At 11:53 AM 2/16/2005, Matthew R Farra wrote:
>I was wondering what the members of the list are using for managing teaching
>labs. We have a 15-seat training lab that we use Ghost to periodically
>return to a clean state. This system works fine, but requires a fair amount
>of time to create the images and deploy them. What do you use? Are there
>any open-source/free alternatives? Ideally, I'd like to be able to set
>something up that would return the systems to a clean state at a preset
>interval, or possibly at login. Deploying Microsoft patches, virus software
>updates, etc would also be an issue.
>Another issue would be how to maintain some kind of static file space so
>that users attending a multi-day course could save their files and still
>have access to them after a system refresh. Would another partition on the
>system be the best way to handle this? AFS space?
>Any thoughts on this topic would be very helpful and greatly appreciated.
We have 16 computers that are part of ACNS's Microlab system. We control the schedule of the room ourselves, and have our own printers, but other than that it works much like one of the Microlabs on campus.
Having it is much more affordable than trying to set up something of our own, which is the alternative we considered before Tom Davis et al talked us into doing it this way back in 1999. The savings in labor and software license fees continue to make it very attractive for us.
When it's time to buy computers, we try to make our purchase part of a larger Microlab purchase. That way we don't have to worry about our systems getting orphaned or forgotten when upgrades are done.
Jane Benke & Co. have always been very responsive when we've needed to have software installed that isn't part of the standard Microlab setup. And they haven't given any indication that they regret having gotten into it with us.
One downside has been access for visitors for classes for non-MSU people. There is a mechanism by which the Microlab people turn on "visitor" access, but all visitors share an account in those cases, and there is no AFS to store files for those people. If that is the type of group you need it for, you'd want to think it through very carefully before going this route. For us the lack of a place to store files for a multi-day class is not an issue, though. A handful of memory sticks would take care of it, and that is in fact what some groups have used.
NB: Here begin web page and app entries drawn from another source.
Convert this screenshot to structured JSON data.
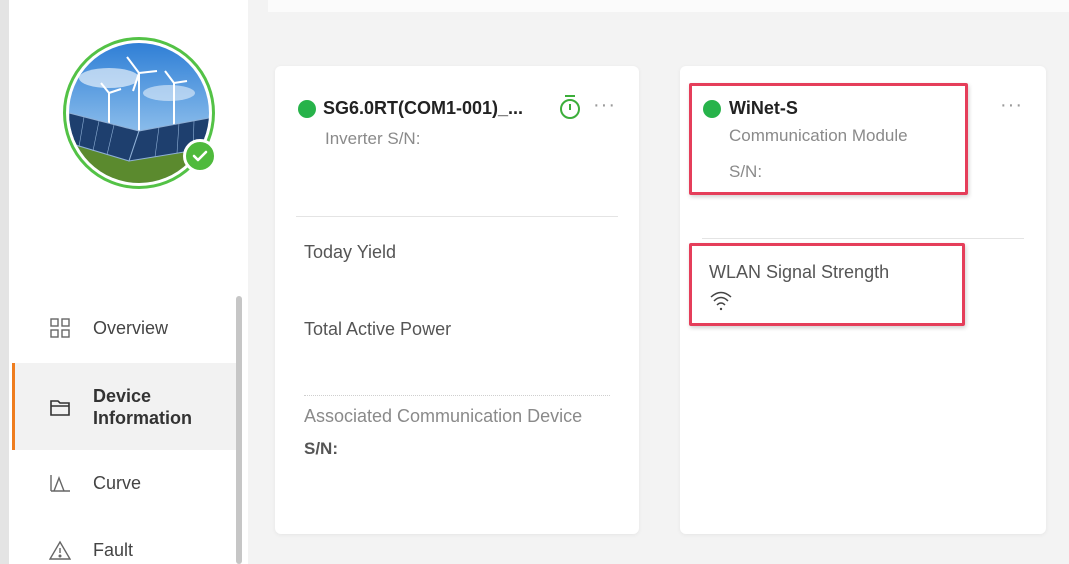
{
  "sidebar": {
    "items": [
      {
        "label": "Overview",
        "icon": "grid-icon"
      },
      {
        "label": "Device\nInformation",
        "icon": "folder-icon",
        "active": true
      },
      {
        "label": "Curve",
        "icon": "curve-icon"
      },
      {
        "label": "Fault",
        "icon": "warning-icon"
      }
    ]
  },
  "inverter_card": {
    "title": "SG6.0RT(COM1-001)_...",
    "subtitle": "Inverter  S/N:",
    "today_yield_label": "Today Yield",
    "total_active_power_label": "Total Active Power",
    "associated_label": "Associated Communication Device",
    "sn_label": "S/N:",
    "status_color": "#27b34a"
  },
  "winet_card": {
    "title": "WiNet-S",
    "subtitle": "Communication Module",
    "sn_label": "S/N:",
    "wlan_label": "WLAN Signal Strength",
    "status_color": "#27b34a"
  },
  "more_glyph": "···",
  "colors": {
    "accent": "#ef7d1f",
    "status_green": "#27b34a",
    "highlight_red": "#e53e5a"
  }
}
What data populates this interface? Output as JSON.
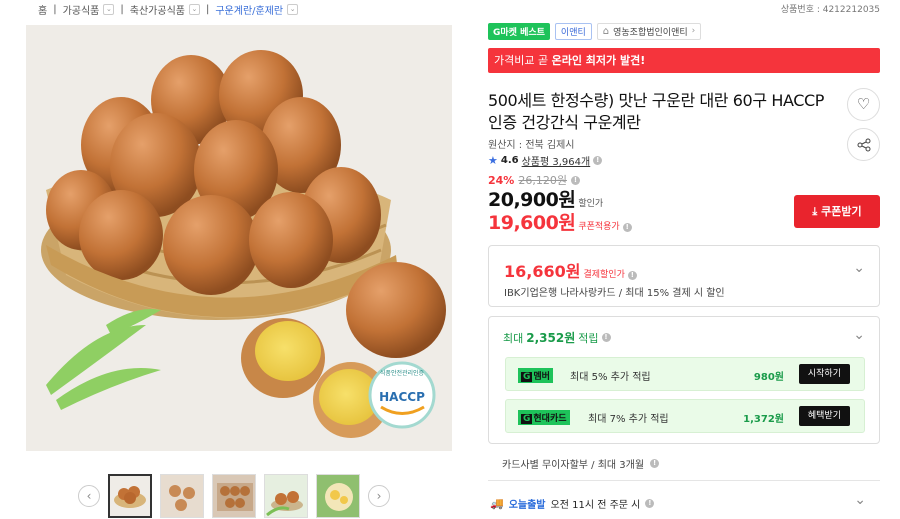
{
  "breadcrumb": {
    "home": "홈",
    "items": [
      "가공식품",
      "축산가공식품",
      "구운계란/훈제란"
    ]
  },
  "product_no": "상품번호 : 4212212035",
  "gallery": {
    "badge_text": "HACCP",
    "badge_small": "식품안전관리인증",
    "prev": "‹",
    "next": "›"
  },
  "badges": {
    "best": "G마켓 베스트",
    "brand": "이앤티",
    "seller": "영농조합법인이앤티"
  },
  "promo": {
    "prefix": "가격비교 곧 ",
    "highlight": "온라인 최저가 발견!"
  },
  "product": {
    "title": "500세트 한정수량) 맛난 구운란 대란 60구 HACCP 인증 건강간식 구운계란",
    "origin": "원산지 : 전북 김제시",
    "rating": "4.6",
    "review_label": "상품평 3,964개",
    "discount_pct": "24%",
    "original_price": "26,120원",
    "price": "20,900원",
    "price_label": "할인가",
    "coupon_price": "19,600원",
    "coupon_label": "쿠폰적용가",
    "coupon_button": "쿠폰받기"
  },
  "payment_discount": {
    "price": "16,660원",
    "label": "결제할인가",
    "detail": "IBK기업은행 나라사랑카드 / 최대 15% 결제 시 할인"
  },
  "reward": {
    "header_prefix": "최대",
    "amount": "2,352원",
    "header_suffix": "적립",
    "rows": [
      {
        "brand": "멤버",
        "text": "최대 5% 추가 적립",
        "amount": "980원",
        "button": "시작하기"
      },
      {
        "brand": "현대카드",
        "text": "최대 7% 추가 적립",
        "amount": "1,372원",
        "button": "혜택받기"
      }
    ]
  },
  "installment": "카드사별 무이자할부 / 최대 3개월",
  "shipping": {
    "label": "오늘출발",
    "detail": "오전 11시 전 주문 시"
  },
  "icons": {
    "heart": "heart-icon",
    "share": "share-icon",
    "star": "star-icon",
    "download": "download-icon",
    "chevron": "chevron-down-icon",
    "truck": "truck-icon"
  },
  "colors": {
    "accent_red": "#f5343c",
    "green": "#1ec35a",
    "blue": "#3b6fe0"
  }
}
And it's not just a Microlab issue. It's a subset of a larger problem. It's more the lack of a flexible mechanism for assigning temporary, limited IDs for guests at our conference center or short-term visiting researchers. The issue does seem to be getting attention in the right places, so maybe someday there will be a good, university-wide solution.
W.K. Kellogg Biological Station